What’s wrong with humans? Two sad stories show that there is something amiss in humanity. Studies in New Zealand show that early human pioneers single-handedly pushed out the islands’ megafauna, including all the giant moa birds. The extinction was “incredibly rapid when humans arrived,” PhysOrg says. Another tragic story is happening in our time: poaching of rare rhinoceroses is up 30-fold over the past 13 years, PhysOrg reports, and is currently out of control. Poachers kill the rhinos for their horns in the mistaken belief in some cultures that powdered rhino horn has medicinal properties (its just keratin, the same material in fingernails). That mistaken belief, and the rarity of rhinos, has turned the horns into something as valuable as gold to them, driving the poaching market. Sawing off the horns in advance has not worked. Conservationists are at a loss what to do. Elephants, similarly, are in danger because of demand for ivory in China. Poaching is “out of control” there, too, PhysOrg says, worrying conservationists that elephants could be driven to extinction in a generation if solutions are not found.
It is frustrating and tragic that humans cause such damage to God’s creation. Mankind was given dominion to manage the ecosystem as good stewards, but instead, due to ignorance and sin, we drive species out of existence. It’s not as simple as that sounds, because we try to eliminate Ebola and smallpox, too, for the good end of saving human lives. But rhinos and elephants are magnificent animals whose horns and tusks are part of their greatness; nothing is gained by killing them off; it will be like killing the goose that lays the golden egg. Selfishness doesn’t think long term, but only for the benefit to “me” if I get a fake medicine from rhino horn. These people could get the same fake benefit by grinding up their fingernails. Each animal has its place in the ecosystem. We often don’t learn about their benefits till they are gone, like the history of Yellowstone shows when the wolves were driven extinct. We’re not trying to be simplistic here; the concerns of ranchers need to be heard and their interests protected. Animals need to be managed, not eliminated entirely. It’s a shame there are no more moas to see in New Zealand. Most of the large post-Flood (Pleistocene) mammals are gone, too; theories waffle about whether humans drove them to extinction, or they perished in changing climates, like the Ice Age. Humans probably drove any remaining dinosaurs to extinction, perhaps by machismo for the honor of being a dragon slayer, or because they were pests.

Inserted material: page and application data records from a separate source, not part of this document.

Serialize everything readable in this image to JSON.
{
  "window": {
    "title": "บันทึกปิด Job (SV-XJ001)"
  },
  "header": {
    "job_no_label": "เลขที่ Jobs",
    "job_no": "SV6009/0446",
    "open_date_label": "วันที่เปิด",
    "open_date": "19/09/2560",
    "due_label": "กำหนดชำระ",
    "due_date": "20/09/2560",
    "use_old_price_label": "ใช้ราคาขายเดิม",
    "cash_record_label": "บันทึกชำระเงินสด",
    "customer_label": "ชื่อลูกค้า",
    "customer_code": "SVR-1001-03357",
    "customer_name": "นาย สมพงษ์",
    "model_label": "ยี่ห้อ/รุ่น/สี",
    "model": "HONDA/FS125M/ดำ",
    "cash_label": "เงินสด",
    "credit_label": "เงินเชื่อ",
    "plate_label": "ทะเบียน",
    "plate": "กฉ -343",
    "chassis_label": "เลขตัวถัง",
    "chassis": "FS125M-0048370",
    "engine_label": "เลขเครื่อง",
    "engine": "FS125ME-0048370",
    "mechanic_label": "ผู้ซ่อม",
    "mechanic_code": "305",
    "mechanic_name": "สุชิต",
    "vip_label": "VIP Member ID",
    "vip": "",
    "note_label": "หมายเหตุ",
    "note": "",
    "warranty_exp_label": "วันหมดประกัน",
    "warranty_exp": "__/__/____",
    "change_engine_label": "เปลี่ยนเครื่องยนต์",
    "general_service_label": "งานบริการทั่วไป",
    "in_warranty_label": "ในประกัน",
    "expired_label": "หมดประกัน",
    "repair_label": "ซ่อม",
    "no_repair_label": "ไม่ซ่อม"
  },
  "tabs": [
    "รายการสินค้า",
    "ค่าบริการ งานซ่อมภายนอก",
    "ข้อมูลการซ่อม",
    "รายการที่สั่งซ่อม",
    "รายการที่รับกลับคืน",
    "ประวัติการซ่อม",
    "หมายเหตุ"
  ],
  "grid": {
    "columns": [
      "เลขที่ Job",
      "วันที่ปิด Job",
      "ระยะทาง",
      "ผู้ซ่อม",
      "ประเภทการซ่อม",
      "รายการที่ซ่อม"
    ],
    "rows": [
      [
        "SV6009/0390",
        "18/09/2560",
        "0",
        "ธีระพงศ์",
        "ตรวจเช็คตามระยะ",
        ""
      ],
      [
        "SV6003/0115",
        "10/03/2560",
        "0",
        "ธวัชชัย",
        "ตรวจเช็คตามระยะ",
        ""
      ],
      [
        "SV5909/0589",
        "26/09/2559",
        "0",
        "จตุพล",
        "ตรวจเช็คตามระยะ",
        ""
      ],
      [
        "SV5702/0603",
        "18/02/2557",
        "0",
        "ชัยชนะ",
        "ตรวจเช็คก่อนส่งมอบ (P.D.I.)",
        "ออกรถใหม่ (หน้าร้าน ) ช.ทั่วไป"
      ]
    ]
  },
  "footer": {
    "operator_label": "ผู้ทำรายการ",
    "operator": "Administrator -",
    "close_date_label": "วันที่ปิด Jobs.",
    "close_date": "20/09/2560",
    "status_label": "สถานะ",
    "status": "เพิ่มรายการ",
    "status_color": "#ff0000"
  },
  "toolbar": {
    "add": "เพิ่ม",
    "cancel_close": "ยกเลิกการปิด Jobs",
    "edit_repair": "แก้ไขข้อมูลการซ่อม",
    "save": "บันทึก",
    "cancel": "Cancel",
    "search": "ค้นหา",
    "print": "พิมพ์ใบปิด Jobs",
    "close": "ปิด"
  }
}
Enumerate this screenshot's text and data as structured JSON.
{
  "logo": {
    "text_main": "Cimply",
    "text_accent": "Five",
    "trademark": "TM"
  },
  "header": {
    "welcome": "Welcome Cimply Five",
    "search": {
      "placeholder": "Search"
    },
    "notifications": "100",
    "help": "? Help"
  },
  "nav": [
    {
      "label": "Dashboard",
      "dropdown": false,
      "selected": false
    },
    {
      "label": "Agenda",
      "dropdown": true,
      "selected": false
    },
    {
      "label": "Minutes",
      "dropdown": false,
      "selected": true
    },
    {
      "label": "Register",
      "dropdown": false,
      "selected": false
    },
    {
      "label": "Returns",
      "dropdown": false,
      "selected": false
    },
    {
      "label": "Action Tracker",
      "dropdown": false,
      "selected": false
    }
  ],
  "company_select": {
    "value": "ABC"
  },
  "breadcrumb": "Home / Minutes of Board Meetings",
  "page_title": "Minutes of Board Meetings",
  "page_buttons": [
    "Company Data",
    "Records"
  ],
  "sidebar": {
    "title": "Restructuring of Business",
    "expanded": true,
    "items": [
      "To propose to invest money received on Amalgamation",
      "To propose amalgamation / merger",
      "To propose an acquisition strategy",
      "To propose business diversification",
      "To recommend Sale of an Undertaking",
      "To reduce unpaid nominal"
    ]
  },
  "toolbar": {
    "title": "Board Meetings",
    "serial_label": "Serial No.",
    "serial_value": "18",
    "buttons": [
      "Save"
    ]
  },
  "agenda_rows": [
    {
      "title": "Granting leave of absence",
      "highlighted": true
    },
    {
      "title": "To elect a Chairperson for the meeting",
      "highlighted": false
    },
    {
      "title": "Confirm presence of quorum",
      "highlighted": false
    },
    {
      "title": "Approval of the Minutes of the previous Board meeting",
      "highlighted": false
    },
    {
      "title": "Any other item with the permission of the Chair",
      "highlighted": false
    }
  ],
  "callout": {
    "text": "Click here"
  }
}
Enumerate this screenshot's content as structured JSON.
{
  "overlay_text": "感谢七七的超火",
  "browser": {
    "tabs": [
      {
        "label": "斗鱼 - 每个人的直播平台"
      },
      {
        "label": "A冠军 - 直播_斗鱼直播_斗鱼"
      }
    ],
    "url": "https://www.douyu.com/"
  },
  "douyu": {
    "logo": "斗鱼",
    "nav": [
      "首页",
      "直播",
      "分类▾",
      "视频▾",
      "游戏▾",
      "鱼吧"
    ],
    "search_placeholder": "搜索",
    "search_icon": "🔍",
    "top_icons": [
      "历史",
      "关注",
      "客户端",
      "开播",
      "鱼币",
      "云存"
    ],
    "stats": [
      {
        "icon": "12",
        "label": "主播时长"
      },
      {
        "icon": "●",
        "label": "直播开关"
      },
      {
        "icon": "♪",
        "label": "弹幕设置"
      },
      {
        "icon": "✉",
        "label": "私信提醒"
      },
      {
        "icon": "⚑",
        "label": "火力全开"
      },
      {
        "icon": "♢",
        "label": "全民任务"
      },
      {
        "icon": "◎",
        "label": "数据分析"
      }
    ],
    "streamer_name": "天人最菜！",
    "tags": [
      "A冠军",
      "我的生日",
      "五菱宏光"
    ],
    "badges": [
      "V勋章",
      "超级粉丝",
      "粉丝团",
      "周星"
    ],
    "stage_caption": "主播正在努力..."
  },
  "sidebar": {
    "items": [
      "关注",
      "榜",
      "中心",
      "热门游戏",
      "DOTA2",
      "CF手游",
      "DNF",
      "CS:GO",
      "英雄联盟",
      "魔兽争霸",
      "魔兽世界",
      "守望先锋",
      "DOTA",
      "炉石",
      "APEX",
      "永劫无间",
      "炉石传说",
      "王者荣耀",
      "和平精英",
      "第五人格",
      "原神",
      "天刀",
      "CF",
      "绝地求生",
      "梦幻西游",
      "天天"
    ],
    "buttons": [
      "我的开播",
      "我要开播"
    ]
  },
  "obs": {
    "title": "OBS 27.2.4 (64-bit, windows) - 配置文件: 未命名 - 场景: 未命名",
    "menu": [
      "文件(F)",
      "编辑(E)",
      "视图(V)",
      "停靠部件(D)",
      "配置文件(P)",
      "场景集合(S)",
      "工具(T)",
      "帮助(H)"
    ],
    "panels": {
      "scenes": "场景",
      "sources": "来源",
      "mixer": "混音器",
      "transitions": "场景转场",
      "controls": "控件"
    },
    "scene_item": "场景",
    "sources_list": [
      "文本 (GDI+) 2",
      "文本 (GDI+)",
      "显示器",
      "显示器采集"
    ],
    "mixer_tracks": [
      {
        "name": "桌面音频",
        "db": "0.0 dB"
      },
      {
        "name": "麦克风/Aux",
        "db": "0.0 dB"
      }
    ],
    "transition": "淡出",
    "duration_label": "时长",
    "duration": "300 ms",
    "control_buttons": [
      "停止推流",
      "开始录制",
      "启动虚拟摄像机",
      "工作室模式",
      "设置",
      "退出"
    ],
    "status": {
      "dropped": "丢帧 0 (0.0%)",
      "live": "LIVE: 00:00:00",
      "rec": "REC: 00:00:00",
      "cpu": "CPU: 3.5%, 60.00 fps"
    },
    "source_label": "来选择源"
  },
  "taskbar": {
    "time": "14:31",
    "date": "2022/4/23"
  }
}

Libertarian reporter John Stossel has often advocated free markets as the solution to the “tragedy of the commons,” a situation where everyone tries to get all they can from limited resources and everyone ends up losing it all. Human selfishness, he argues, can be made to work for the common good through private property rights. Individuals will protect their property; this was the lesson the pilgrims learned the hard way when coming to the New World. Once they each had their own piece of land to farm, famine turned to prosperity. Stossel and other free market economists might advocate allowing tribes to raise rhinos for profit, harvesting rhino horn and selling it. They would be the last ones to let their source of livelihood go extinct. It might be worth a try, since the situation is out of control and nothing else is working. But how is one going to control large mammals that roam over large distances? There are hard questions, and we are not taking a position on the alternatives, nor do we want to get distracted from the main point of this entry, which is the amazing system of biodiversity God created. Even as intelligent agents in a stewardship position, we are part of that biosphere, and should exercise wisdom and righteousness in our roles.